= Data shown =

□ □ □

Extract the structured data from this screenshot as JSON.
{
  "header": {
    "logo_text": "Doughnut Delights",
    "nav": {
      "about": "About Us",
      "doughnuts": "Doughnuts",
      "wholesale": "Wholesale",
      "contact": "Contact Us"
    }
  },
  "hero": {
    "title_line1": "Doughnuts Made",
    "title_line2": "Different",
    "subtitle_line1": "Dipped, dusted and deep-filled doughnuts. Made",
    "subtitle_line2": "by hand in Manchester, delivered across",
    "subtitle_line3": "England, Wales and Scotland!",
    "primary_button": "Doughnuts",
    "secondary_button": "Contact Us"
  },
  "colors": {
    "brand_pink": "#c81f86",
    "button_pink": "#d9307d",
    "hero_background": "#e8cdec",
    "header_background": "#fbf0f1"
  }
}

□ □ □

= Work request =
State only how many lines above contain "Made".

= Reply =
2